Search term "sliders": copy each line of the records that contains it.
****************************************
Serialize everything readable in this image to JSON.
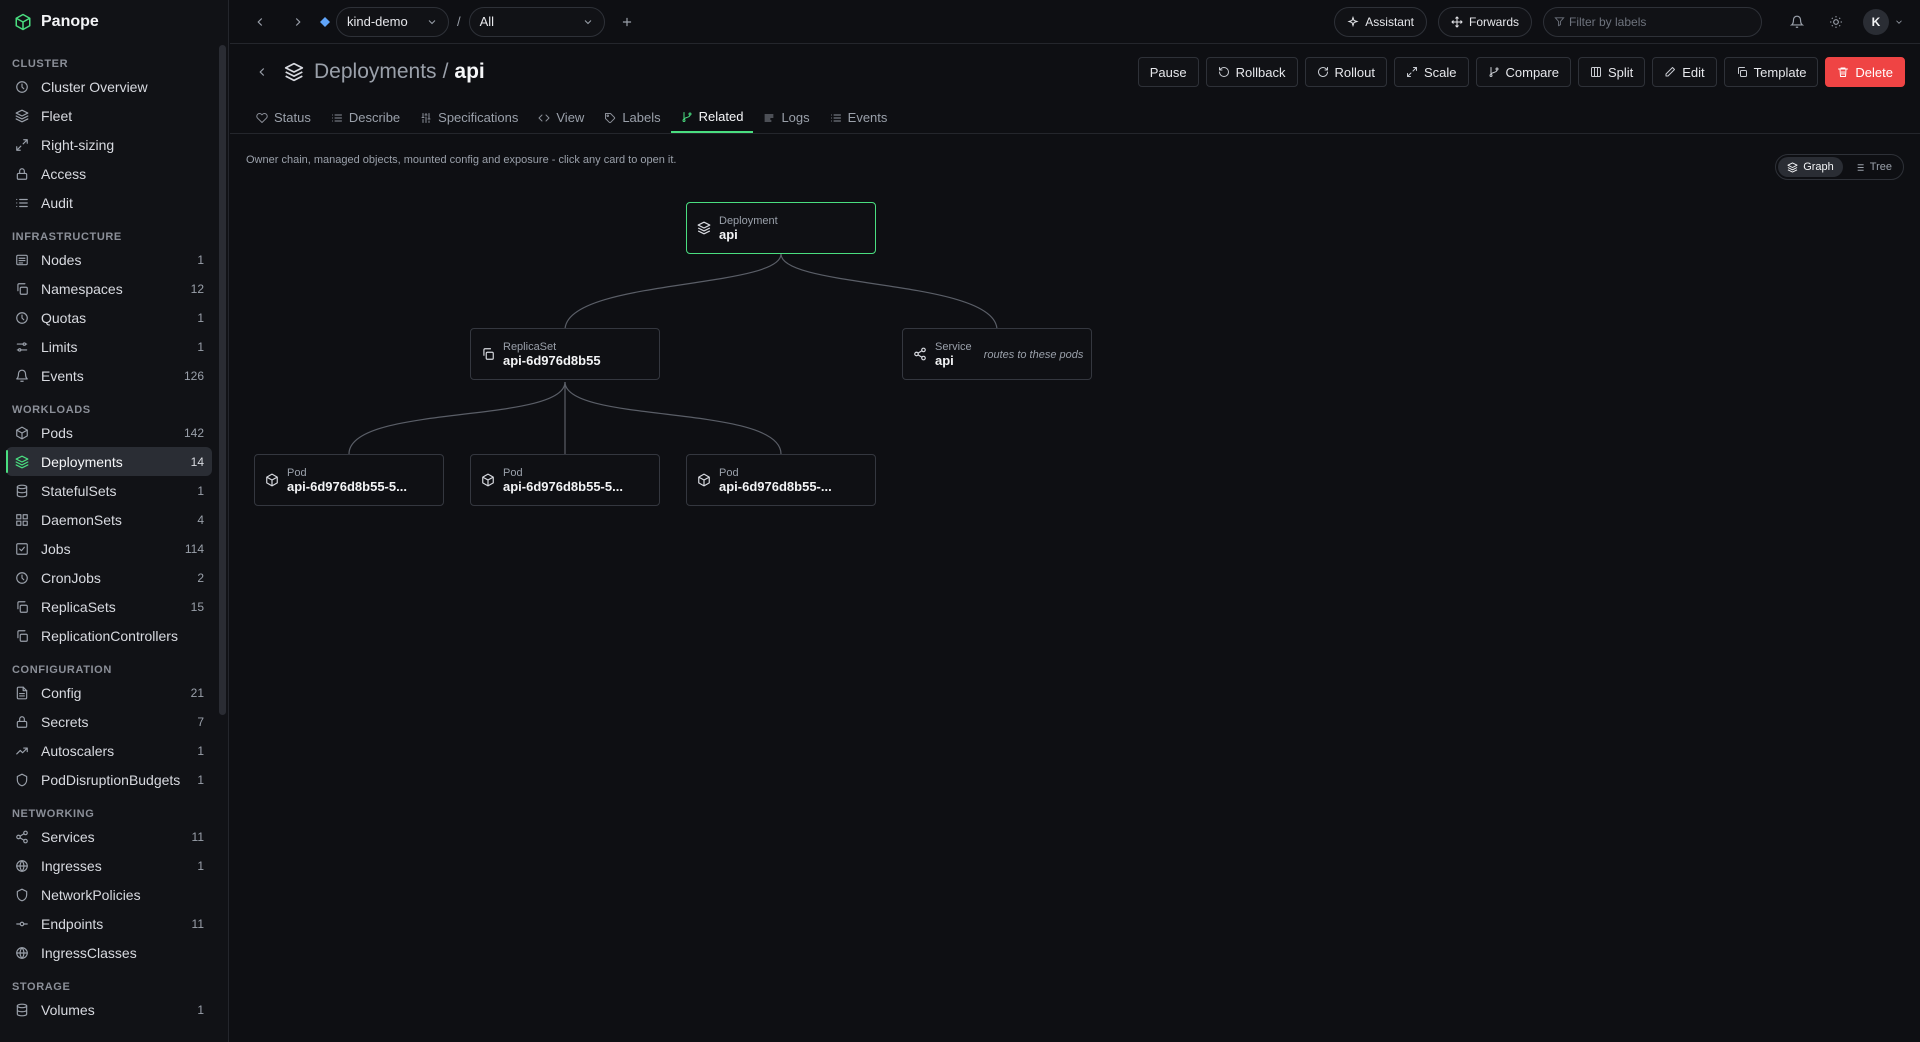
{
  "app": {
    "name": "Panope"
  },
  "sidebar": {
    "sections": [
      {
        "title": "CLUSTER",
        "items": [
          {
            "label": "Cluster Overview",
            "icon": "clock-icon",
            "count": ""
          },
          {
            "label": "Fleet",
            "icon": "layers-icon",
            "count": ""
          },
          {
            "label": "Right-sizing",
            "icon": "expand-icon",
            "count": ""
          },
          {
            "label": "Access",
            "icon": "lock-icon",
            "count": ""
          },
          {
            "label": "Audit",
            "icon": "list-icon",
            "count": ""
          }
        ]
      },
      {
        "title": "INFRASTRUCTURE",
        "items": [
          {
            "label": "Nodes",
            "icon": "server-icon",
            "count": "1"
          },
          {
            "label": "Namespaces",
            "icon": "copy-icon",
            "count": "12"
          },
          {
            "label": "Quotas",
            "icon": "clock-icon",
            "count": "1"
          },
          {
            "label": "Limits",
            "icon": "sliders-icon",
            "count": "1"
          },
          {
            "label": "Events",
            "icon": "bell-icon",
            "count": "126"
          }
        ]
      },
      {
        "title": "WORKLOADS",
        "items": [
          {
            "label": "Pods",
            "icon": "cube-icon",
            "count": "142"
          },
          {
            "label": "Deployments",
            "icon": "layers-icon",
            "count": "14",
            "active": true
          },
          {
            "label": "StatefulSets",
            "icon": "database-icon",
            "count": "1"
          },
          {
            "label": "DaemonSets",
            "icon": "grid-icon",
            "count": "4"
          },
          {
            "label": "Jobs",
            "icon": "check-square-icon",
            "count": "114"
          },
          {
            "label": "CronJobs",
            "icon": "clock-icon",
            "count": "2"
          },
          {
            "label": "ReplicaSets",
            "icon": "copy-icon",
            "count": "15"
          },
          {
            "label": "ReplicationControllers",
            "icon": "copy-icon",
            "count": ""
          }
        ]
      },
      {
        "title": "CONFIGURATION",
        "items": [
          {
            "label": "Config",
            "icon": "file-icon",
            "count": "21"
          },
          {
            "label": "Secrets",
            "icon": "lock-icon",
            "count": "7"
          },
          {
            "label": "Autoscalers",
            "icon": "trend-icon",
            "count": "1"
          },
          {
            "label": "PodDisruptionBudgets",
            "icon": "shield-icon",
            "count": "1"
          }
        ]
      },
      {
        "title": "NETWORKING",
        "items": [
          {
            "label": "Services",
            "icon": "share-icon",
            "count": "11"
          },
          {
            "label": "Ingresses",
            "icon": "globe-icon",
            "count": "1"
          },
          {
            "label": "NetworkPolicies",
            "icon": "shield-icon",
            "count": ""
          },
          {
            "label": "Endpoints",
            "icon": "dot-line-icon",
            "count": "11"
          },
          {
            "label": "IngressClasses",
            "icon": "globe-icon",
            "count": ""
          }
        ]
      },
      {
        "title": "STORAGE",
        "items": [
          {
            "label": "Volumes",
            "icon": "database-icon",
            "count": "1"
          }
        ]
      }
    ]
  },
  "topbar": {
    "cluster": "kind-demo",
    "separator": "/",
    "namespace": "All",
    "assistant_label": "Assistant",
    "forwards_label": "Forwards",
    "filter_placeholder": "Filter by labels",
    "avatar_initial": "K"
  },
  "header": {
    "resource_type": "Deployments",
    "separator": "/",
    "resource_name": "api",
    "actions": [
      {
        "label": "Pause",
        "icon": "",
        "variant": "default"
      },
      {
        "label": "Rollback",
        "icon": "rotate-ccw-icon",
        "variant": "default"
      },
      {
        "label": "Rollout",
        "icon": "refresh-icon",
        "variant": "default"
      },
      {
        "label": "Scale",
        "icon": "maximize-icon",
        "variant": "default"
      },
      {
        "label": "Compare",
        "icon": "git-branch-icon",
        "variant": "default"
      },
      {
        "label": "Split",
        "icon": "columns-icon",
        "variant": "default"
      },
      {
        "label": "Edit",
        "icon": "pencil-icon",
        "variant": "default"
      },
      {
        "label": "Template",
        "icon": "copy-icon",
        "variant": "default"
      },
      {
        "label": "Delete",
        "icon": "trash-icon",
        "variant": "danger"
      }
    ]
  },
  "tabs": [
    {
      "label": "Status",
      "icon": "heart-icon"
    },
    {
      "label": "Describe",
      "icon": "list-icon"
    },
    {
      "label": "Specifications",
      "icon": "sliders-v-icon"
    },
    {
      "label": "View",
      "icon": "code-icon"
    },
    {
      "label": "Labels",
      "icon": "tag-icon"
    },
    {
      "label": "Related",
      "icon": "git-branch-icon",
      "active": true
    },
    {
      "label": "Logs",
      "icon": "lines-icon"
    },
    {
      "label": "Events",
      "icon": "list-icon"
    }
  ],
  "related": {
    "hint": "Owner chain, managed objects, mounted config and exposure - click any card to open it.",
    "view_modes": [
      {
        "label": "Graph",
        "icon": "layers-icon",
        "active": true
      },
      {
        "label": "Tree",
        "icon": "list-icon",
        "active": false
      }
    ],
    "nodes": {
      "deployment": {
        "kind": "Deployment",
        "name": "api"
      },
      "replicaset": {
        "kind": "ReplicaSet",
        "name": "api-6d976d8b55"
      },
      "service": {
        "kind": "Service",
        "name": "api",
        "note": "routes to these pods"
      },
      "pod1": {
        "kind": "Pod",
        "name": "api-6d976d8b55-5..."
      },
      "pod2": {
        "kind": "Pod",
        "name": "api-6d976d8b55-5..."
      },
      "pod3": {
        "kind": "Pod",
        "name": "api-6d976d8b55-..."
      }
    }
  },
  "colors": {
    "accent": "#4ade80",
    "danger": "#ef4444",
    "background": "#0e0f13"
  }
}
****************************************
• _ANSWER FOR THIS EXERCISE_:
            "icon": "sliders-icon",
      "icon": "sliders-v-icon"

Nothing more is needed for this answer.